Library Lecture Series to Acknowledge Differences Through Voices of Poets, Educators and Activists
CONTACT: Judith White (518) 629-8063 or Eric Bryant (518) 629-8072
FOR RELEASE: Immediate, Wednesday, July 17, 2002
A poet, an inspirational speaker, activists and Native American leaders are among the speakers this fall for Voices: A Library Lecture Series at Hudson Valley Community College.
The annual lecture series for the college's fall semester is titled "Acknowledging Our Differences" and will feature Andrew Shue, a nationally known community leader, professional athlete and television actor. Shue will be the keynote speaker for the college's annual Peace and Non-Violence Day on Friday, September 20.
The seven-program series will begin on Thursday, Sept. 12, with poet and educator Martin Espada, an activist for Hispanic and other social causes. Espada will read from his recently published "A Mayan Astronomer in Hell's Kitchen" and from his other poetry. The reading will take place from 11 a.m. to noon, and a discussion and book-signing will follow from noon to 1 p.m. in the auditorium of the Bulmer Telecommunications Center at the college. The poet will discuss his works and his dedication to Hispanic issues during a question-and-answer session.

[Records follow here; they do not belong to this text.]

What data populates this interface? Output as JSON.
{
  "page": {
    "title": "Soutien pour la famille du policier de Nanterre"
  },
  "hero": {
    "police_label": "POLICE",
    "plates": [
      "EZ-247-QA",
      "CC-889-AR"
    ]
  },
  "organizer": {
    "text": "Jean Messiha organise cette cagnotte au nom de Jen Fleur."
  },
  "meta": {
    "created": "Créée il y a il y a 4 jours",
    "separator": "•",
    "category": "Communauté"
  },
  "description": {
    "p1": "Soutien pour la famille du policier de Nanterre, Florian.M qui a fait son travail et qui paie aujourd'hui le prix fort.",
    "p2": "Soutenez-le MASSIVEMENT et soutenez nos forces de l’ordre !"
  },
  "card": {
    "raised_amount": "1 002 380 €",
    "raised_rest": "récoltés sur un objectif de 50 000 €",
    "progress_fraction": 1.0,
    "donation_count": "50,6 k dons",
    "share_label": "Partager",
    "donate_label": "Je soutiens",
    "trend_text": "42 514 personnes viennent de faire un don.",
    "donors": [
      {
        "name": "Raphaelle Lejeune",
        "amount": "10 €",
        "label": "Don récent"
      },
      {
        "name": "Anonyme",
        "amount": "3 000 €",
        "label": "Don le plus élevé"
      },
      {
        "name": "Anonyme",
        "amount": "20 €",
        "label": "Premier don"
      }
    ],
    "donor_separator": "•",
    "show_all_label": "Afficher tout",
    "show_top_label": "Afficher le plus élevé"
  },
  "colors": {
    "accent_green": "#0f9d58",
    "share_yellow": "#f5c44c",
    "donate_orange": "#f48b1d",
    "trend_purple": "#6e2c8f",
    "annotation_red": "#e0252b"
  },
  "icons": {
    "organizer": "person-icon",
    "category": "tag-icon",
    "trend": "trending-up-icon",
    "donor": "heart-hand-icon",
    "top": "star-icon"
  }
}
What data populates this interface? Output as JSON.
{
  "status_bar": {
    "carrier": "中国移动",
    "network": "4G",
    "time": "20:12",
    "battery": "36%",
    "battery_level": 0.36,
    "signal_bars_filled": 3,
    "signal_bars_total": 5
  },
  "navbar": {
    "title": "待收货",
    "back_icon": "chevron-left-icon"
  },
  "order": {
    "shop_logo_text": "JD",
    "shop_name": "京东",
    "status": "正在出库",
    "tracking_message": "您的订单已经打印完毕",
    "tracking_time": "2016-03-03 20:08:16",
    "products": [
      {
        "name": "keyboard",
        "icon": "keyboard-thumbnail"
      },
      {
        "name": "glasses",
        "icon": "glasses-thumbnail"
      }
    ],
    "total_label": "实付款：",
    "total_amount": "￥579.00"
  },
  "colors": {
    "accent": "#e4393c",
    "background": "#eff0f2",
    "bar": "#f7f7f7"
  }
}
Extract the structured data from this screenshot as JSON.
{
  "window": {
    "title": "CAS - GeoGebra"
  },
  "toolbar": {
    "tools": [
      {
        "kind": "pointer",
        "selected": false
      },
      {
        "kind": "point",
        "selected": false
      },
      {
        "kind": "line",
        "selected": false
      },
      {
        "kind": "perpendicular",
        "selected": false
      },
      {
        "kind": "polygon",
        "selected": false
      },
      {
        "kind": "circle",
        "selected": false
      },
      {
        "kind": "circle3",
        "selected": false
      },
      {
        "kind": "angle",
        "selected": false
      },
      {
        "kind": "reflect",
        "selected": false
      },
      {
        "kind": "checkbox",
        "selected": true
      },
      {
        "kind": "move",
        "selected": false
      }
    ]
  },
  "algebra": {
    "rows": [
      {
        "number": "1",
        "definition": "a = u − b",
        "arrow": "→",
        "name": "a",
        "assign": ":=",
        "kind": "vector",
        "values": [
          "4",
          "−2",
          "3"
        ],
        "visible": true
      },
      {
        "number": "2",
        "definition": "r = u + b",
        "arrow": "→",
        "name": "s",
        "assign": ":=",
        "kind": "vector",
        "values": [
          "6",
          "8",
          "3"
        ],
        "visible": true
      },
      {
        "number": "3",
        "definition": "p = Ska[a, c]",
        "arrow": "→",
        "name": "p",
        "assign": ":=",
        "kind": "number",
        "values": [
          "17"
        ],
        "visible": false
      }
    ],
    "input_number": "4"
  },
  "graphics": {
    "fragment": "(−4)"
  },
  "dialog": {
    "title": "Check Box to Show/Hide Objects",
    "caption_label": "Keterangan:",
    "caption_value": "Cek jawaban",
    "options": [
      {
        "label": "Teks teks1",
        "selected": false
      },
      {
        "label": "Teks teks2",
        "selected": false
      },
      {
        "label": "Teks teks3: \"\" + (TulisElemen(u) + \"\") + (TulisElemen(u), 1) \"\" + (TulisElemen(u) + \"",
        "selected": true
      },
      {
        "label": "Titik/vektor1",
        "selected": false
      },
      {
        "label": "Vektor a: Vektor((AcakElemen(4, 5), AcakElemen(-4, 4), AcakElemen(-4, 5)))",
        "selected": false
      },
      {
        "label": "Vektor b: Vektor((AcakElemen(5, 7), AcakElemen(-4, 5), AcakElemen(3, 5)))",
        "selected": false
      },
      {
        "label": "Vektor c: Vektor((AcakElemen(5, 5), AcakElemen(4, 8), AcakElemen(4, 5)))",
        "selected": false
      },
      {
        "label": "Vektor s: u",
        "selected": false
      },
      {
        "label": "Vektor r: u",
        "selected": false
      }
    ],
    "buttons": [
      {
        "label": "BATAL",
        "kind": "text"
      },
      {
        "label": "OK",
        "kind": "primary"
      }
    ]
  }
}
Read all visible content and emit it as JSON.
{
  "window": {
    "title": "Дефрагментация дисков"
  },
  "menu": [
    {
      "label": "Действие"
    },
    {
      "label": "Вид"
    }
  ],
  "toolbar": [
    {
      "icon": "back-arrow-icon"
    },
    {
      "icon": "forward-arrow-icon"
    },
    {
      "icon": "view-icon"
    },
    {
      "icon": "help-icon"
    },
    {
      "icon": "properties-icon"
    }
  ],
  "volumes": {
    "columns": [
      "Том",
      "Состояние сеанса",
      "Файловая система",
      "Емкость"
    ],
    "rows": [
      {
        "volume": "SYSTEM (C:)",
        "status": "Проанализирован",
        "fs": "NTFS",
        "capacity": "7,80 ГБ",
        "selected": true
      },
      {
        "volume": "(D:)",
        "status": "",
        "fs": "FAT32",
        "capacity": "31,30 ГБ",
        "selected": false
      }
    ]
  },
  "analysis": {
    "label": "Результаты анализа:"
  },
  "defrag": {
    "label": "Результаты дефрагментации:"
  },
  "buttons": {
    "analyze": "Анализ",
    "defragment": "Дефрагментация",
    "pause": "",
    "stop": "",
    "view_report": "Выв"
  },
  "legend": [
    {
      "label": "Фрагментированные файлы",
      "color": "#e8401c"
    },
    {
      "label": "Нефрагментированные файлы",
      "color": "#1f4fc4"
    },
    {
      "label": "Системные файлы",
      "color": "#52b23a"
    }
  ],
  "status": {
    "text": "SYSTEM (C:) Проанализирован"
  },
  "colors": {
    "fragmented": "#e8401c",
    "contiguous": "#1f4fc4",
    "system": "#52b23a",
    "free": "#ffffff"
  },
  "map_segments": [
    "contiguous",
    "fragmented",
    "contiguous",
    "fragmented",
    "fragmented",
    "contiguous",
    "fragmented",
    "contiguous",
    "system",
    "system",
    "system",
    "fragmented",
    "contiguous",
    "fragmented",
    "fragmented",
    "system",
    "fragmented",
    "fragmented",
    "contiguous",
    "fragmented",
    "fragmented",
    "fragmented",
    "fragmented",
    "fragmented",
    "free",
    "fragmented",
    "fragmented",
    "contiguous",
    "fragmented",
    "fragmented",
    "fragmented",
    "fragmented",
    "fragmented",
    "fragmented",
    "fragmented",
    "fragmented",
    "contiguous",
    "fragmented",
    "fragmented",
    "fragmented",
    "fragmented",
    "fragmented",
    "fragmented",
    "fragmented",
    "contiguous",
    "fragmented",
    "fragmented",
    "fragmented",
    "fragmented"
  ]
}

All lectures in the "Voices" series are free and open to the public. With the exception of Shue's lecture at the Peace and Non-Violence Day, all take place in Hudson Valley's Bulmer Center.
Other lectures in the series will be as follows:
- Activist Dr. Jose Rossy-Millan will give an overview of "the enigma of Puerto Rico" on Wednesday, Oct. 2 in the Bulmer Center.
- David Kaczynski, executive director of New Yorkers Against the Death Penalty, will speak of his personal experience and the moral dilemma surrounding capital punishment. The lecture will be at 11 a.m. on Wednesday, Oct. 16 in the Bulmer Center.
- Sakokwenionkwas (The One Who Wins) will speak about issues affecting native peoples at noon and again at 1 p.m. on Thursday, Nov. 7, in the Bulmer Center. The
lecture is titled, "Vital Signs of American Indians." Also known as Thomas R. Porter, he is a member of the Bear Clan, Mohawk Nation of Akwesasne (St. Regis), and founder of the Traditional Mohawk community of Kanatsiohareke in Fonda.
- Tom Dorsey, a member of the Onondaga Nation (Turtle Clan) and manager of the Native American Special Emphasis Program, will speak about New York's American Indian community at noon and at 1 p.m. on Tuesday, Nov. 19, in the Bulmer Center. The title of this presentation, "Eh Tonio To Ha Gay Ne Gawt Ne Goro (Now We Are of One Mind), is the concluding phrase of the Haudenoshonee thanksgiving prayer.
- Ellen Evans, a mother of nine children who lived in Israel for 12 years, will present "Isha Im HaUzi" (Woman with the Uzi) at noon on Tuesday, Dec. 3 in the Bulmer Center. Evans will relate episodes from her memoirs and will answer questions about her life in Israel.
Hudson Valley Community College, located in Troy, offers more than 50 degree and certificate programs in four academic divisions: Business; Engineering and Industrial Technologies; Health Science; and Liberal Arts and Sciences; and an Educational Opportunity Center for academic and career training. One of 30 community colleges in the State University of New York system, it has an enrollment of more than 10,000 students each year, and is known as a leader in distance learning initiatives and workforce training.